First posed in 1865, this question has been the central preoccupation of twentieth- and twenty-first-century writers and poets–the central question of personal identity.
When we write, it goes without saying that we create something out of nothing. As artists or makers, we make something new and original each time we write. Although our poem may contain feelings, ideas, a story, a social comment or criticism, humor or satire, it is first and foremost our expressive writing on a topic. When readers encounter our poem, they not only form some response to the work as well as the voice, mask, or persona ‘speaking’, but also to the individual person responsible for its composition.

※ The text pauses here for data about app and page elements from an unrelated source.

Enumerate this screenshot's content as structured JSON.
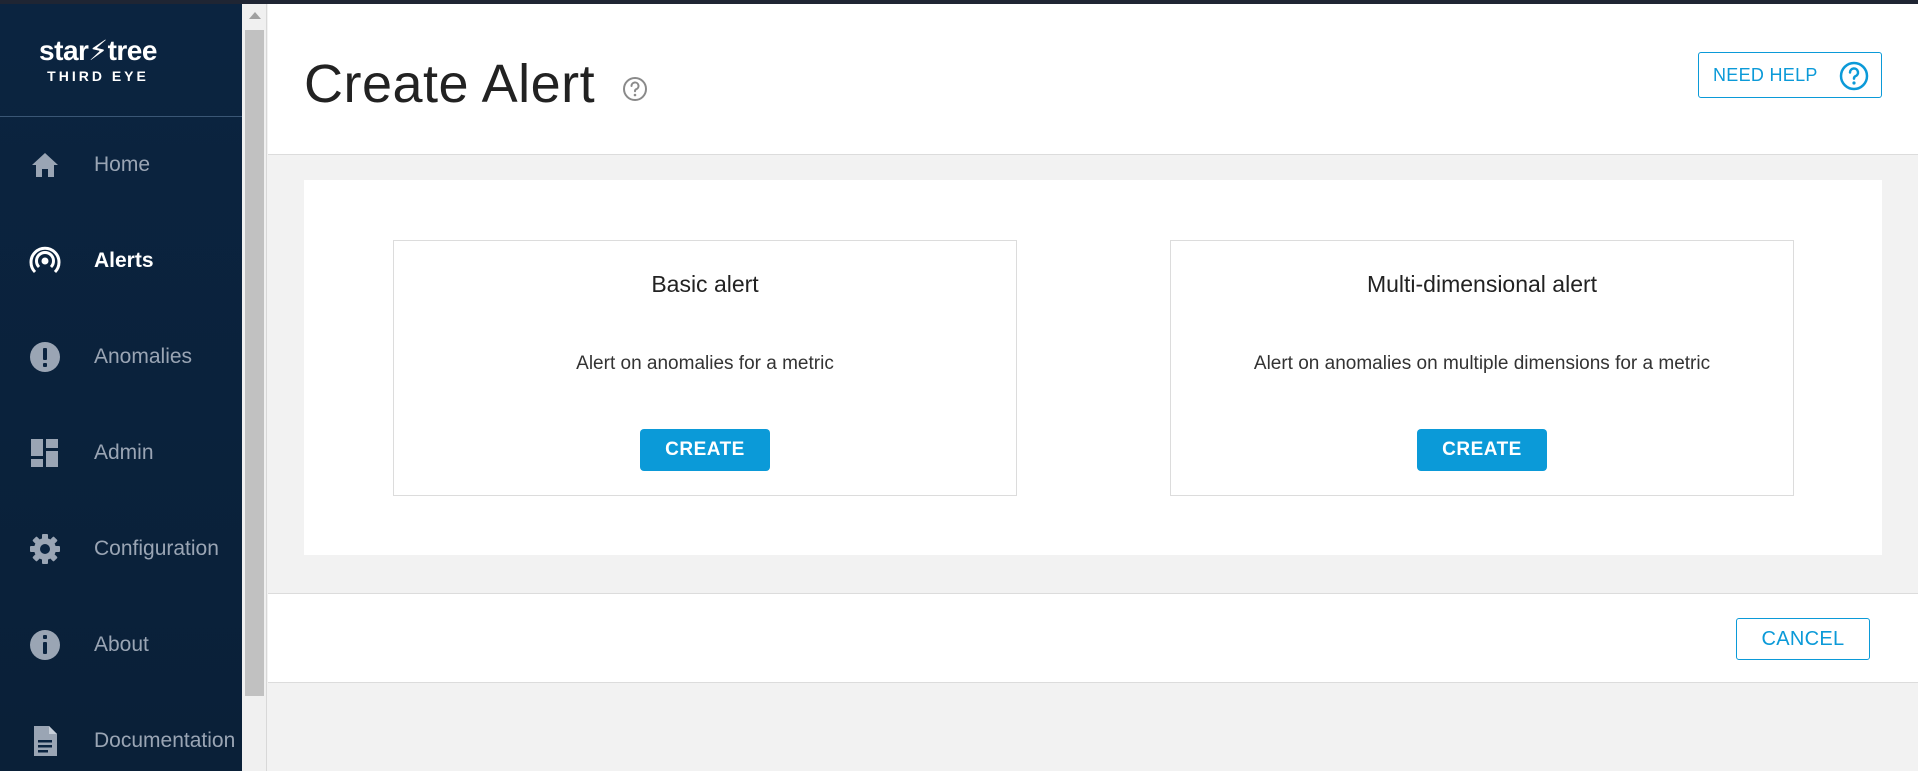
{
  "brand": {
    "name": "star⚡tree",
    "product": "THIRD EYE"
  },
  "sidebar": {
    "items": [
      {
        "label": "Home",
        "icon": "home-icon",
        "active": false
      },
      {
        "label": "Alerts",
        "icon": "alerts-broadcast-icon",
        "active": true
      },
      {
        "label": "Anomalies",
        "icon": "exclamation-circle-icon",
        "active": false
      },
      {
        "label": "Admin",
        "icon": "dashboard-grid-icon",
        "active": false
      },
      {
        "label": "Configuration",
        "icon": "gear-icon",
        "active": false
      },
      {
        "label": "About",
        "icon": "info-circle-icon",
        "active": false
      },
      {
        "label": "Documentation",
        "icon": "document-icon",
        "active": false
      }
    ]
  },
  "header": {
    "title": "Create Alert",
    "need_help_label": "NEED HELP"
  },
  "cards": [
    {
      "title": "Basic alert",
      "description": "Alert on anomalies for a metric",
      "button_label": "CREATE"
    },
    {
      "title": "Multi-dimensional alert",
      "description": "Alert on anomalies on multiple dimensions for a metric",
      "button_label": "CREATE"
    }
  ],
  "footer": {
    "cancel_label": "CANCEL"
  },
  "colors": {
    "accent": "#0b9ad8",
    "sidebar_bg": "#0b2440",
    "sidebar_text": "#9aa5b4",
    "active_text": "#ffffff"
  }
}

I believe we ‘write ourselves into existence’, into the awareness or consciousness of others, into our social context or times whenever we write. Each poem says something about who we are as people in process–our views, attitudes, values, character, and sensibilities. “I write, therefore I become.” (That is, when we write, we move from being to becoming, thereby expressing our unique personal identity.)
Quite apart from our desire to entertain and share thoughts, feelings, and perspectives with others, we also write to clarify ourselves–that is, our deepest most innermost selves to ourselves and to others–readers or an audience. In that sense, the creative writing of poetry can be seen as a means for answering the Caterpillar’s question, ‘the Big One’–as to who we really are. And in that process, we actualize our creative and expressive potential, simultaneously identifying and realizing ourselves each time, with each new poem.
“The goal of the [life or writing] journey is to discover yourself as consciousness.”
-Joseph Campbell, Reflections on the Art of Living: A Joseph Campbell Companion